American Planning Association
The conference bags handed out to the attendees of the 2007 National Planning conference in Philadelphia had four words printed on one side: value, choice, engagement, community. The words echo the long mission statement of the American Planning Association, evidence of what I described last year as the pragmatic position of the profession that refrains from making a larger argument about the form of the city. Here's a taste:
"Our collaborative efforts will continue to result in great success for APA and the vital communities we strive to support, and APA members will continue to help create communities of lasting value. We value choice and community engagement, diversity, inclusion and social equity."
Since then, a new program from the organization and other evidence may suggest a subtle shift in professional values now underway.
Many planners and even American Planning Association (APA) members are unaware that the APA has special member bodies called Divisions. These are essentially issue-focused member committees within APA that contribute to policymaking, develop conference sessions, publish newsletters, and generally act as focal points for like-minded APA members.
I'm at the Paris Hotel on the Vegas strip for the 100th annual American Planning Association (APA) conference, which started Saturday, and runs through Thursday, May 1. The conference offers 300 sessions and 60 mobile workshops to the approximately 5,000 participants.

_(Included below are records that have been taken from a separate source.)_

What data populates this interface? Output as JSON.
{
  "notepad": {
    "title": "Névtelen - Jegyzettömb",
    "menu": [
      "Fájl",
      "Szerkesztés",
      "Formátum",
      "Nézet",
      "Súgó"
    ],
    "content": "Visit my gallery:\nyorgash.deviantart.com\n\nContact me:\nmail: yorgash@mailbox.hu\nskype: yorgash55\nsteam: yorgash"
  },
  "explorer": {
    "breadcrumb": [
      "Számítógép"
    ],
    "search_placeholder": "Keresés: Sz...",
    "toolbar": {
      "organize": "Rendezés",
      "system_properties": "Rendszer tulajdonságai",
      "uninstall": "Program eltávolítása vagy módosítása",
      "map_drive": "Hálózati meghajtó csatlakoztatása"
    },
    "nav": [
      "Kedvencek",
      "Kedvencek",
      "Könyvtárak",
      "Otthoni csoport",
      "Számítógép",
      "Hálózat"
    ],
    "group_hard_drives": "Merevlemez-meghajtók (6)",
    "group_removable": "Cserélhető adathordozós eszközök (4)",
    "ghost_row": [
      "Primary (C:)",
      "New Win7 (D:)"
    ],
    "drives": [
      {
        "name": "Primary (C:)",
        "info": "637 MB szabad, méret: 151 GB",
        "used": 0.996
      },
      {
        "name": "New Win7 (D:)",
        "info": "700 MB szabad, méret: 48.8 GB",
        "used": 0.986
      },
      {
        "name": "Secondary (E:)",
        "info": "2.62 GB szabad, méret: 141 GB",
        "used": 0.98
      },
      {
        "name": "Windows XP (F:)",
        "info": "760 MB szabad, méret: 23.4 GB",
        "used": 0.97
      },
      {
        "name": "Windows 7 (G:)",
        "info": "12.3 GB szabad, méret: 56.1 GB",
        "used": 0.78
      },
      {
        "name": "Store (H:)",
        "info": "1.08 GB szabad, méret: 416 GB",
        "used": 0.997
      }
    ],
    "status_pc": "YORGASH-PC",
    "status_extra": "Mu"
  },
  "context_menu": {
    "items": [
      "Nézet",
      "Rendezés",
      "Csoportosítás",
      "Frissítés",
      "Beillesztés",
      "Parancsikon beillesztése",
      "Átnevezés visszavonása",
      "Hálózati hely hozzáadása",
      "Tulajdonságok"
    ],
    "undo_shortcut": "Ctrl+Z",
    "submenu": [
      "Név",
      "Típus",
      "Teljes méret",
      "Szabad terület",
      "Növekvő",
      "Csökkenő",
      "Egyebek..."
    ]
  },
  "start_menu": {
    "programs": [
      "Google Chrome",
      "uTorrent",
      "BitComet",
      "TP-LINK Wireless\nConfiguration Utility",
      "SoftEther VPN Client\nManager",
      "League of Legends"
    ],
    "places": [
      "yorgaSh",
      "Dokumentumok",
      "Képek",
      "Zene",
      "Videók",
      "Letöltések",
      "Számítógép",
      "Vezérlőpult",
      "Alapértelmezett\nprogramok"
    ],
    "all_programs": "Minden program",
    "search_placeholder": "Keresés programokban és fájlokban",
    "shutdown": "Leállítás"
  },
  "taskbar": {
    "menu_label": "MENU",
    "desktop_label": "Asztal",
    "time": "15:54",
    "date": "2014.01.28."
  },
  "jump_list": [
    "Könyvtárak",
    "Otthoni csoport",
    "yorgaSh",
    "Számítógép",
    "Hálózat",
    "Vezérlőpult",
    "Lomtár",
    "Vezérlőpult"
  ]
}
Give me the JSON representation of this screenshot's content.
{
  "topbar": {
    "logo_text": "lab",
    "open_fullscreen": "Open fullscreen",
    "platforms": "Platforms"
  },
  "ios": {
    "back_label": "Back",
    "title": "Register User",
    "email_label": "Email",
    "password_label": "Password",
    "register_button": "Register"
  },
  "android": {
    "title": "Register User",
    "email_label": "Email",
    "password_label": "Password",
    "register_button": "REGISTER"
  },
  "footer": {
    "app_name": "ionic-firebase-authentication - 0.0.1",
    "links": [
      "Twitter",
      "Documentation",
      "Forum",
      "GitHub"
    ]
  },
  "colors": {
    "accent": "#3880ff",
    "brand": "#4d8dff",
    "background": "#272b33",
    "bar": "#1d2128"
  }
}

And it's going to be a crowded week, if the 30-minute line for coffee this morning in the Paris boulangerie is any indication.
Infrastructure matters; Planners should be politically active.